**Entries taken from a collection**
· · · · · · ·
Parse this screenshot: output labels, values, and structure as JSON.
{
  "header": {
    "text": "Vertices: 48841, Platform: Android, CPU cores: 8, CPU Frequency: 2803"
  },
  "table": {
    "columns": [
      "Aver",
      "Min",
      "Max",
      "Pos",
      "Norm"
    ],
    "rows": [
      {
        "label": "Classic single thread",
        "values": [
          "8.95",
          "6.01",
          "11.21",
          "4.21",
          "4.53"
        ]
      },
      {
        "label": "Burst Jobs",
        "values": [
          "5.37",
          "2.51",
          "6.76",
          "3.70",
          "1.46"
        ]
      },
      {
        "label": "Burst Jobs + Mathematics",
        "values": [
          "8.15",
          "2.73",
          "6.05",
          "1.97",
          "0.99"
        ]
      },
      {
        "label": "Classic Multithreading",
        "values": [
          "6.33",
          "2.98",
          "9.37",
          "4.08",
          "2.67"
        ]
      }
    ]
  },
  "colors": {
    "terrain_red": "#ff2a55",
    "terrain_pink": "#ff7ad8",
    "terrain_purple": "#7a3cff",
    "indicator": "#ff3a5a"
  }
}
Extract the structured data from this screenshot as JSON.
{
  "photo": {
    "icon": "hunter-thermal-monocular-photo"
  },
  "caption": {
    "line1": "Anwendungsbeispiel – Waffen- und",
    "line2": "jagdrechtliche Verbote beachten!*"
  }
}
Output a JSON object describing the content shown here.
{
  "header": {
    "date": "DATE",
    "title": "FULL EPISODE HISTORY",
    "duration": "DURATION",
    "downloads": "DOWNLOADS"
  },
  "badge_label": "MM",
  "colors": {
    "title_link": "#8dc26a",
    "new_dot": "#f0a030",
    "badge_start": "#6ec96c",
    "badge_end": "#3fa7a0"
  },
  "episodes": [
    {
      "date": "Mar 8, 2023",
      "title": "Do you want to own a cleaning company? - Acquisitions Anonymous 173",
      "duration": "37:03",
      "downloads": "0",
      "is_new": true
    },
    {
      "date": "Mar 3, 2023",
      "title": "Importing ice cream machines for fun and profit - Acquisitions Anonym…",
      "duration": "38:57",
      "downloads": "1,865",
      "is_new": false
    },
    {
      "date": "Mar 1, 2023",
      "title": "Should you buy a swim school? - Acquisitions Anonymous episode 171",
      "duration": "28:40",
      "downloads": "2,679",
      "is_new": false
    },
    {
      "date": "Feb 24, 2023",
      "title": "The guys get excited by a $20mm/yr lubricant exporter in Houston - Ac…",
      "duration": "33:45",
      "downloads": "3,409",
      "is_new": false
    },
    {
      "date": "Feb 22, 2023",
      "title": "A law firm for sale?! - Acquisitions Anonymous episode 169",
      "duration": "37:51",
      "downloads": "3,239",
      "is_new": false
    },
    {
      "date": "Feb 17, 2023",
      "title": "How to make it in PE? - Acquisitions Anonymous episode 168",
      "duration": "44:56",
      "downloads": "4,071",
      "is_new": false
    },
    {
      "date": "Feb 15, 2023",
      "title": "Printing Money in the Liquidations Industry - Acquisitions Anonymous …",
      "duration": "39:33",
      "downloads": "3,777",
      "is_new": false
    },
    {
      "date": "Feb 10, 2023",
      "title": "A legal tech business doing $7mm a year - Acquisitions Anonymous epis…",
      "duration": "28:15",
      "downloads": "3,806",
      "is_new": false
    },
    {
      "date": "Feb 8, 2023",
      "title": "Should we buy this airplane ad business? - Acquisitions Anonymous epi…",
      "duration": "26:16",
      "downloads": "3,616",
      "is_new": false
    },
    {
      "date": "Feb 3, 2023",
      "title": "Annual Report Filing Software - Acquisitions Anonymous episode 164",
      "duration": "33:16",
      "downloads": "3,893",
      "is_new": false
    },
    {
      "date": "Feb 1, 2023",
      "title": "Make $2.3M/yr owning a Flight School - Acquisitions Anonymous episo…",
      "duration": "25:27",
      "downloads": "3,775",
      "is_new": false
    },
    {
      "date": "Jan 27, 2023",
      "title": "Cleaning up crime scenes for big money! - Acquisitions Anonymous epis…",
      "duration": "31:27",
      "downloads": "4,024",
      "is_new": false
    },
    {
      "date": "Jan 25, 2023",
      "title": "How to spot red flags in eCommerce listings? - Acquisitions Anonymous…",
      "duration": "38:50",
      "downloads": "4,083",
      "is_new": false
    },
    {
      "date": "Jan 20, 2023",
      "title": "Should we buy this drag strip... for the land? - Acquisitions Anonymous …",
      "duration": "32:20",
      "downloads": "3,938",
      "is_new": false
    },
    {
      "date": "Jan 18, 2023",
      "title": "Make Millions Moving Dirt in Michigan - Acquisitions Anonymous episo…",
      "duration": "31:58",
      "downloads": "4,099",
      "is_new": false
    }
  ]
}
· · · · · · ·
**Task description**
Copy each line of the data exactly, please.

**Result of the exercise**
Parse this screenshot: output labels, values, and structure as JSON.
{
  "header": {
    "text": "Vertices: 48841, Platform: Android, CPU cores: 8, CPU Frequency: 2803"
  },
  "table": {
    "columns": [
      "Aver",
      "Min",
      "Max",
      "Pos",
      "Norm"
    ],
    "rows": [
      {
        "label": "Classic single thread",
        "values": [
          "8.95",
          "6.01",
          "11.21",
          "4.21",
          "4.53"
        ]
      },
      {
        "label": "Burst Jobs",
        "values": [
          "5.37",
          "2.51",
          "6.76",
          "3.70",
          "1.46"
        ]
      },
      {
        "label": "Burst Jobs + Mathematics",
        "values": [
          "8.15",
          "2.73",
          "6.05",
          "1.97",
          "0.99"
        ]
      },
      {
        "label": "Classic Multithreading",
        "values": [
          "6.33",
          "2.98",
          "9.37",
          "4.08",
          "2.67"
        ]
      }
    ]
  },
  "colors": {
    "terrain_red": "#ff2a55",
    "terrain_pink": "#ff7ad8",
    "terrain_purple": "#7a3cff",
    "indicator": "#ff3a5a"
  }
}
Extract the structured data from this screenshot as JSON.
{
  "photo": {
    "icon": "hunter-thermal-monocular-photo"
  },
  "caption": {
    "line1": "Anwendungsbeispiel – Waffen- und",
    "line2": "jagdrechtliche Verbote beachten!*"
  }
}
Output a JSON object describing the content shown here.
{
  "header": {
    "date": "DATE",
    "title": "FULL EPISODE HISTORY",
    "duration": "DURATION",
    "downloads": "DOWNLOADS"
  },
  "badge_label": "MM",
  "colors": {
    "title_link": "#8dc26a",
    "new_dot": "#f0a030",
    "badge_start": "#6ec96c",
    "badge_end": "#3fa7a0"
  },
  "episodes": [
    {
      "date": "Mar 8, 2023",
      "title": "Do you want to own a cleaning company? - Acquisitions Anonymous 173",
      "duration": "37:03",
      "downloads": "0",
      "is_new": true
    },
    {
      "date": "Mar 3, 2023",
      "title": "Importing ice cream machines for fun and profit - Acquisitions Anonym…",
      "duration": "38:57",
      "downloads": "1,865",
      "is_new": false
    },
    {
      "date": "Mar 1, 2023",
      "title": "Should you buy a swim school? - Acquisitions Anonymous episode 171",
      "duration": "28:40",
      "downloads": "2,679",
      "is_new": false
    },
    {
      "date": "Feb 24, 2023",
      "title": "The guys get excited by a $20mm/yr lubricant exporter in Houston - Ac…",
      "duration": "33:45",
      "downloads": "3,409",
      "is_new": false
    },
    {
      "date": "Feb 22, 2023",
      "title": "A law firm for sale?! - Acquisitions Anonymous episode 169",
      "duration": "37:51",
      "downloads": "3,239",
      "is_new": false
    },
    {
      "date": "Feb 17, 2023",
      "title": "How to make it in PE? - Acquisitions Anonymous episode 168",
      "duration": "44:56",
      "downloads": "4,071",
      "is_new": false
    },
    {
      "date": "Feb 15, 2023",
      "title": "Printing Money in the Liquidations Industry - Acquisitions Anonymous …",
      "duration": "39:33",
      "downloads": "3,777",
      "is_new": false
    },
    {
      "date": "Feb 10, 2023",
      "title": "A legal tech business doing $7mm a year - Acquisitions Anonymous epis…",
      "duration": "28:15",
      "downloads": "3,806",
      "is_new": false
    },
    {
      "date": "Feb 8, 2023",
      "title": "Should we buy this airplane ad business? - Acquisitions Anonymous epi…",
      "duration": "26:16",
      "downloads": "3,616",
      "is_new": false
    },
    {
      "date": "Feb 3, 2023",
      "title": "Annual Report Filing Software - Acquisitions Anonymous episode 164",
      "duration": "33:16",
      "downloads": "3,893",
      "is_new": false
    },
    {
      "date": "Feb 1, 2023",
      "title": "Make $2.3M/yr owning a Flight School - Acquisitions Anonymous episo…",
      "duration": "25:27",
      "downloads": "3,775",
      "is_new": false
    },
    {
      "date": "Jan 27, 2023",
      "title": "Cleaning up crime scenes for big money! - Acquisitions Anonymous epis…",
      "duration": "31:27",
      "downloads": "4,024",
      "is_new": false
    },
    {
      "date": "Jan 25, 2023",
      "title": "How to spot red flags in eCommerce listings? - Acquisitions Anonymous…",
      "duration": "38:50",
      "downloads": "4,083",
      "is_new": false
    },
    {
      "date": "Jan 20, 2023",
      "title": "Should we buy this drag strip... for the land? - Acquisitions Anonymous …",
      "duration": "32:20",
      "downloads": "3,938",
      "is_new": false
    },
    {
      "date": "Jan 18, 2023",
      "title": "Make Millions Moving Dirt in Michigan - Acquisitions Anonymous episo…",
      "duration": "31:58",
      "downloads": "4,099",
      "is_new": false
    }
  ]
}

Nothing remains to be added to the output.